It’s common in Harvard Business School classrooms to discuss the “pivot,” the moment an enterprise changes direction to pursue a new strategy. On a visit to eastern Japan, MBA students talked to Masamichi Ono, CEO of chrysanthemum grower Ono Kashoen, which shifted strategy after a massive earthquake killed thousands of area residents.
“He talked about dozens of families walking from farmer to farmer, asking to find chrysanthemum flowers used for funerals,” student Kazumasa Mukae (HBS MBA ’14) recalls. “His understanding of his business was redefined from a simple chrysanthemum producer to a provider of closures for families who have lost their loved ones. It was memorable to hear him talk about how his mission in life was developed and how he had redefined his business.”

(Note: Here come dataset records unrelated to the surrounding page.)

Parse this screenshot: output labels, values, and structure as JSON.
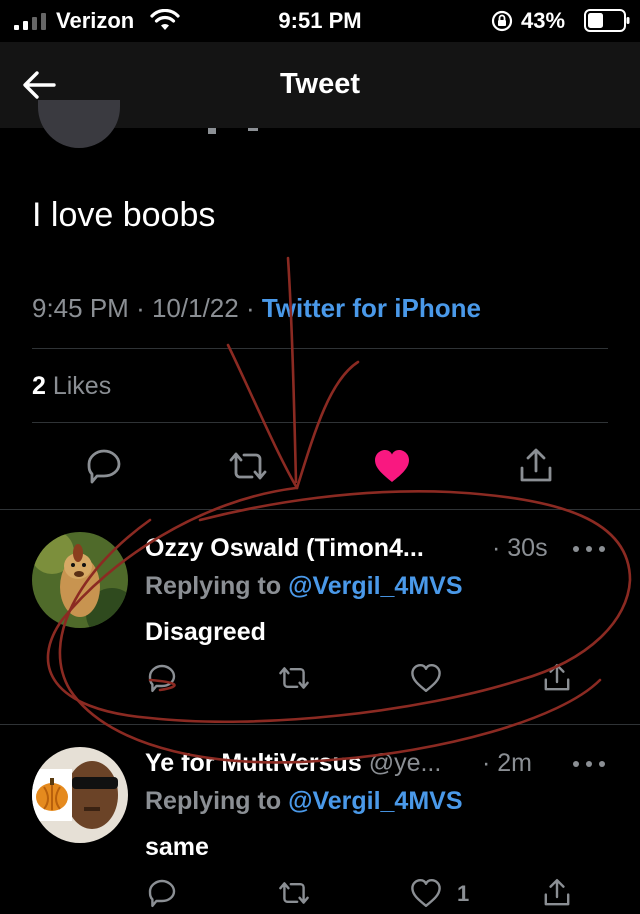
{
  "status_bar": {
    "carrier": "Verizon",
    "time": "9:51 PM",
    "battery_percent": "43%",
    "battery_level": 0.43
  },
  "nav": {
    "title": "Tweet",
    "back_icon": "arrow-left-icon"
  },
  "tweet": {
    "text": "I love boobs",
    "time": "9:45 PM",
    "date": "10/1/22",
    "separator": "·",
    "source": "Twitter for iPhone",
    "likes_count": "2",
    "likes_label": " Likes",
    "liked": true,
    "like_color": "#f91880",
    "actions": [
      "reply-icon",
      "retweet-icon",
      "heart-filled-icon",
      "share-icon"
    ]
  },
  "replies": [
    {
      "name": "Ozzy Oswald (Timon4...",
      "handle": "",
      "time": "· 30s",
      "replying_prefix": "Replying to ",
      "replying_to": "@Vergil_4MVS",
      "text": "Disagreed",
      "like_count": ""
    },
    {
      "name": "Ye for MultiVersus",
      "handle": " @ye... ",
      "time": "· 2m",
      "replying_prefix": "Replying to ",
      "replying_to": "@Vergil_4MVS",
      "text": "same",
      "like_count": "1"
    }
  ],
  "colors": {
    "background": "#000000",
    "link": "#4a99e9",
    "muted": "#8b8f94",
    "annotation": "#8b2a22"
  }
}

Each winter, 900 HBS students dispatch around the world to see businesses up close, learn what they can about how they are run, and share their own knowledge with the leaders of a wide variety of enterprises, from mom-and-pop shops to megacorporations.
One of these programs, called the Immersion Experience Program (IXP), each year sends 30 or so potential MBAs to Japan, where they receive a unique education made possible by one of the most lethal disasters in modern history.